Can drones move beyond a niche option?
29 September 2017
Drone delivery is beginning to find a place in logistics, says Alex Le Roy from research firm Transport Intelligence.
On September 20, US drone manufacturer Matternet unveiled an automated take-off and landing station for its drone systems, with each unit able to operate as a node within a delivery network.
The Matternet Station facilitates the fully-automated exchange of batteries and packages, enabling autonomous point to point delivery of goods with minimal human intervention. The company announced that its first commercially operational network would serve hospitals throughout Switzerland, transporting blood and pathology samples between hospital facilities on-demand.
What makes each of these business models viable is infrastructure, or more specifically, its absence.
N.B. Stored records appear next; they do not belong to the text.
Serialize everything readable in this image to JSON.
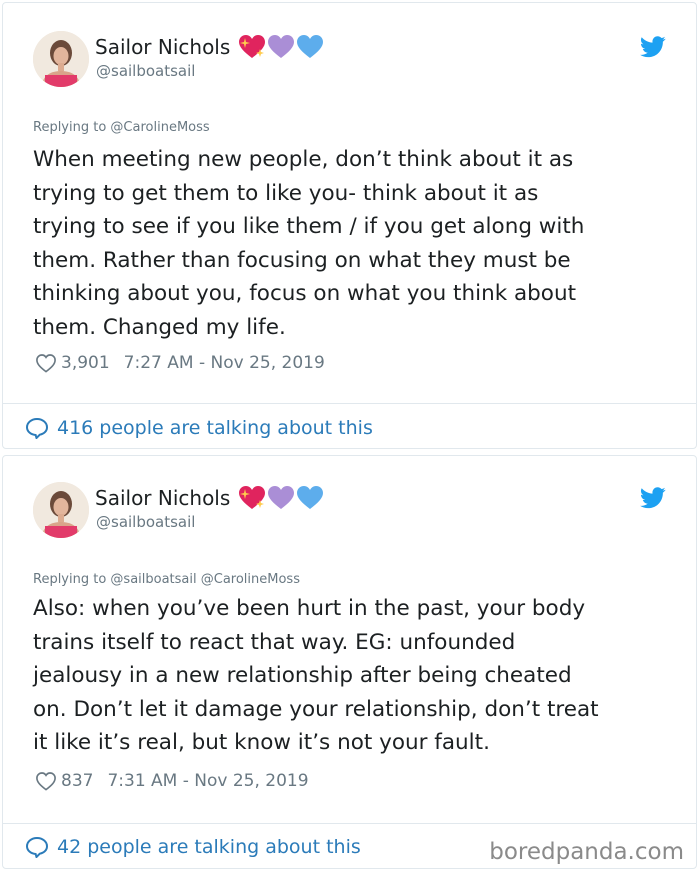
{
  "tweets": [
    {
      "author_name": "Sailor Nichols",
      "author_handle": "@sailboatsail",
      "name_emojis": [
        "sparkling-heart",
        "purple-heart",
        "blue-heart"
      ],
      "replying_to": "Replying to @CarolineMoss",
      "text": "When meeting new people, don’t think about it as\ntrying to get them to like you- think about it as\ntrying to see if you like them / if you get along with\nthem. Rather than focusing on what they must be\nthinking about you, focus on what you think about\nthem. Changed my life.",
      "likes": "3,901",
      "timestamp": "7:27 AM - Nov 25, 2019",
      "talking": "416 people are talking about this"
    },
    {
      "author_name": "Sailor Nichols",
      "author_handle": "@sailboatsail",
      "name_emojis": [
        "sparkling-heart",
        "purple-heart",
        "blue-heart"
      ],
      "replying_to": "Replying to @sailboatsail @CarolineMoss",
      "text": "Also: when you’ve been hurt in the past, your body\ntrains itself to react that way. EG: unfounded\njealousy in a new relationship after being cheated\non. Don’t let it damage your relationship, don’t treat\nit like it’s real, but know it’s not your fault.",
      "likes": "837",
      "timestamp": "7:31 AM - Nov 25, 2019",
      "talking": "42 people are talking about this"
    }
  ],
  "watermark": "boredpanda.com",
  "icons": {
    "twitter": "twitter-bird-icon",
    "like": "heart-outline-icon",
    "reply": "speech-bubble-icon"
  },
  "colors": {
    "twitter_blue": "#1da1f2",
    "link_blue": "#2b7bb9",
    "muted_text": "#697882",
    "border": "#e1e8ed",
    "sparkling_heart": "#e0245e",
    "purple_heart": "#aa8ed6",
    "blue_heart": "#5dadec"
  }
}
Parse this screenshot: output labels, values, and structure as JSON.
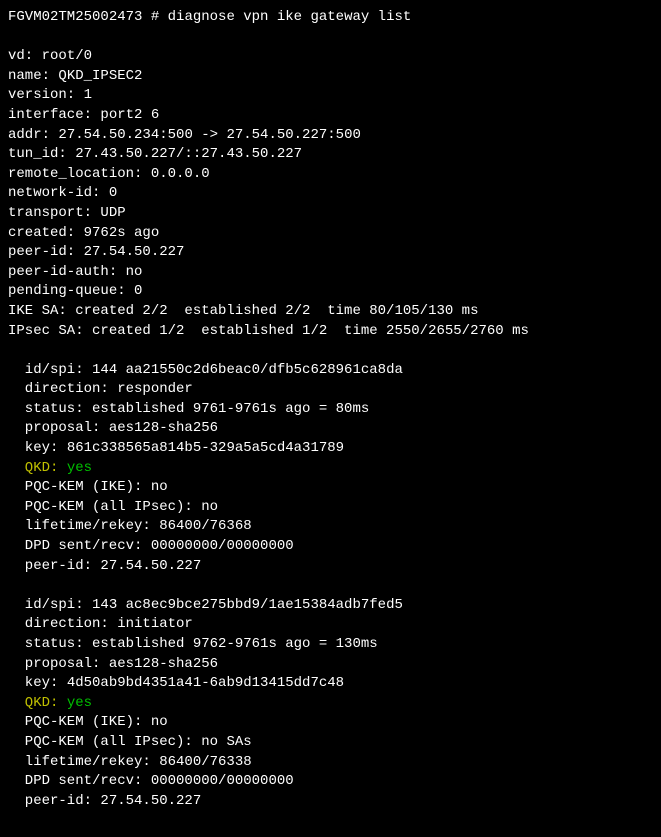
{
  "prompt": {
    "hostname": "FGVM02TM25002473",
    "separator": " # ",
    "command": "diagnose vpn ike gateway list"
  },
  "header": {
    "vd_label": "vd: ",
    "vd_value": "root/0",
    "name_label": "name: ",
    "name_value": "QKD_IPSEC2",
    "version_label": "version: ",
    "version_value": "1",
    "interface_label": "interface: ",
    "interface_value": "port2 6",
    "addr_label": "addr: ",
    "addr_value": "27.54.50.234:500 -> 27.54.50.227:500",
    "tun_id_label": "tun_id: ",
    "tun_id_value": "27.43.50.227/::27.43.50.227",
    "remote_location_label": "remote_location: ",
    "remote_location_value": "0.0.0.0",
    "network_id_label": "network-id: ",
    "network_id_value": "0",
    "transport_label": "transport: ",
    "transport_value": "UDP",
    "created_label": "created: ",
    "created_value": "9762s ago",
    "peer_id_label": "peer-id: ",
    "peer_id_value": "27.54.50.227",
    "peer_id_auth_label": "peer-id-auth: ",
    "peer_id_auth_value": "no",
    "pending_queue_label": "pending-queue: ",
    "pending_queue_value": "0",
    "ike_sa_line": "IKE SA: created 2/2  established 2/2  time 80/105/130 ms",
    "ipsec_sa_line": "IPsec SA: created 1/2  established 1/2  time 2550/2655/2760 ms"
  },
  "sa": [
    {
      "id_spi_label": "id/spi: ",
      "id_spi_value": "144 aa21550c2d6beac0/dfb5c628961ca8da",
      "direction_label": "direction: ",
      "direction_value": "responder",
      "status_label": "status: ",
      "status_value": "established 9761-9761s ago = 80ms",
      "proposal_label": "proposal: ",
      "proposal_value": "aes128-sha256",
      "key_label": "key: ",
      "key_value": "861c338565a814b5-329a5a5cd4a31789",
      "qkd_label": "QKD: ",
      "qkd_value": "yes",
      "pqc_kem_ike_label": "PQC-KEM (IKE)",
      "pqc_kem_ike_colon": ": ",
      "pqc_kem_ike_value": "no",
      "pqc_kem_ipsec_label": "PQC-KEM (all IPsec): ",
      "pqc_kem_ipsec_value": "no",
      "lifetime_label": "lifetime/rekey: ",
      "lifetime_value": "86400/76368",
      "dpd_label": "DPD sent/recv: ",
      "dpd_value": "00000000/00000000",
      "peer_id_label": "peer-id: ",
      "peer_id_value": "27.54.50.227"
    },
    {
      "id_spi_label": "id/spi: ",
      "id_spi_value": "143 ac8ec9bce275bbd9/1ae15384adb7fed5",
      "direction_label": "direction: ",
      "direction_value": "initiator",
      "status_label": "status: ",
      "status_value": "established 9762-9761s ago = 130ms",
      "proposal_label": "proposal: ",
      "proposal_value": "aes128-sha256",
      "key_label": "key: ",
      "key_value": "4d50ab9bd4351a41-6ab9d13415dd7c48",
      "qkd_label": "QKD: ",
      "qkd_value": "yes",
      "pqc_kem_ike_label": "PQC-KEM (IKE)",
      "pqc_kem_ike_colon": ": ",
      "pqc_kem_ike_value": "no",
      "pqc_kem_ipsec_label": "PQC-KEM (all IPsec): ",
      "pqc_kem_ipsec_value": "no SAs",
      "lifetime_label": "lifetime/rekey: ",
      "lifetime_value": "86400/76338",
      "dpd_label": "DPD sent/recv: ",
      "dpd_value": "00000000/00000000",
      "peer_id_label": "peer-id: ",
      "peer_id_value": "27.54.50.227"
    }
  ]
}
The mountainous terrain of Switzerland constitutes one of the few areas in Western Europe where the delivery of medical samples cannot be executed rapidly through conventional channels, whilst the underdeveloped road network in Rwanda is more representative of its region.
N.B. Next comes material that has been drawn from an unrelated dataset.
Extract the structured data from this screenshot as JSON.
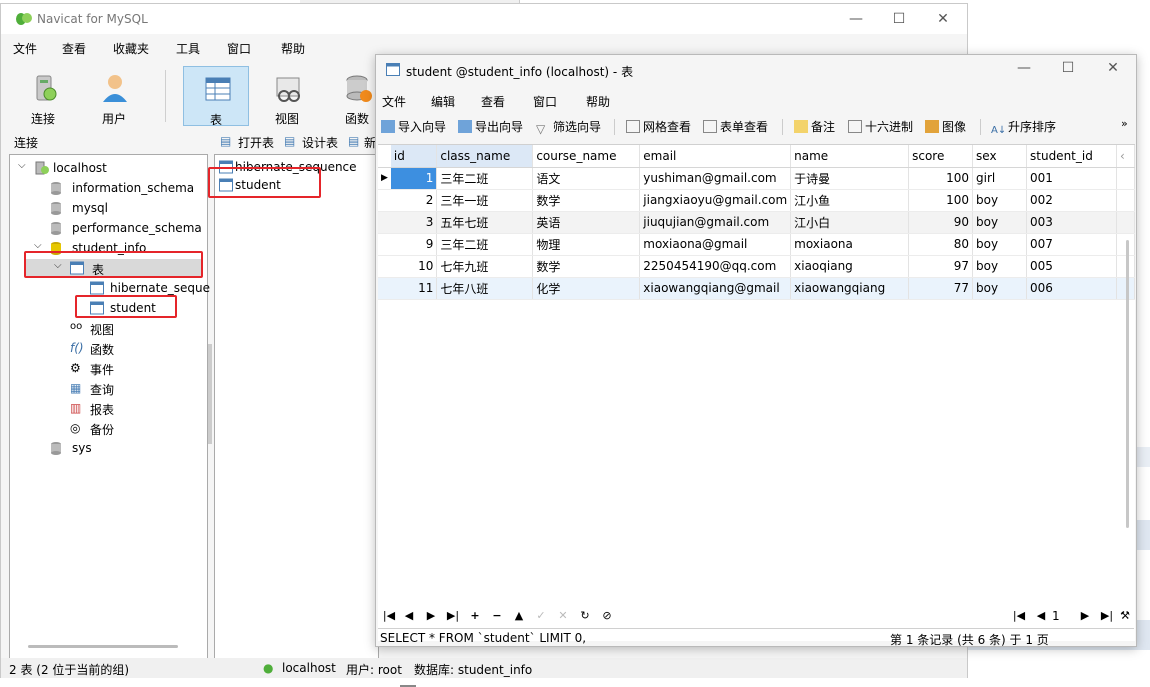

Other trials of drone delivery systems by European and American companies have also largely focussed on healthcare and pharmaceuticals, with DHL delivering medications from the German mainland to the North Sea island of Juist in 2014.
Whilst conditions in Europe and Africa appear amenable to the use of drone delivery systems in support of medical operations, the application of drone technology in China has trended in a different direction.
Both SF Express and JD.com are deploying drones in order to fulfil e-commerce deliveries throughout rural areas in China. The former has been running limited drone delivery operations in Beijing, Sichuan, Shaanxi and Jiangsu since 2016, as previously reported by Ti, and sees the technology as a competitive advantage over e-commerce rival Alibaba.
During a June interview with CNBC, JD CEO Richard Liu stated the cost of serving rural areas, “will drop down at least 70 percent”, with the use of drones as opposed to cars or vans. JD runs a more vertically integrated business than rival Alibaba, in which it owns and operates its own logistics infrastructure to serve customers. By being able to serve rural customers more rapidly than its rival, the company may be able to expand its market share.
That same month, leading courier S.F. Express announced a breakthrough, when the Chinese military awarded the company a commercial licence to operate in Jiangxi province. The announcement is significant as it marks the first time a company has been approved to set up such a service without tight monitoring from the authorities. JD, in contrast, must submit a flight plan to the military’s air-traffic control department each time it flies a drone.
The conclusions to be taken from recent activity are clear; drones used for logistics in Europe will be set to execute deliveries in niche, time-critical areas where no other suitable options exist. In China however, it appears as though drone delivery will serve as a leapfrogging technology, allowing the expanding e-commerce industry to overcome substantial infrastructure deficits to reach consumers.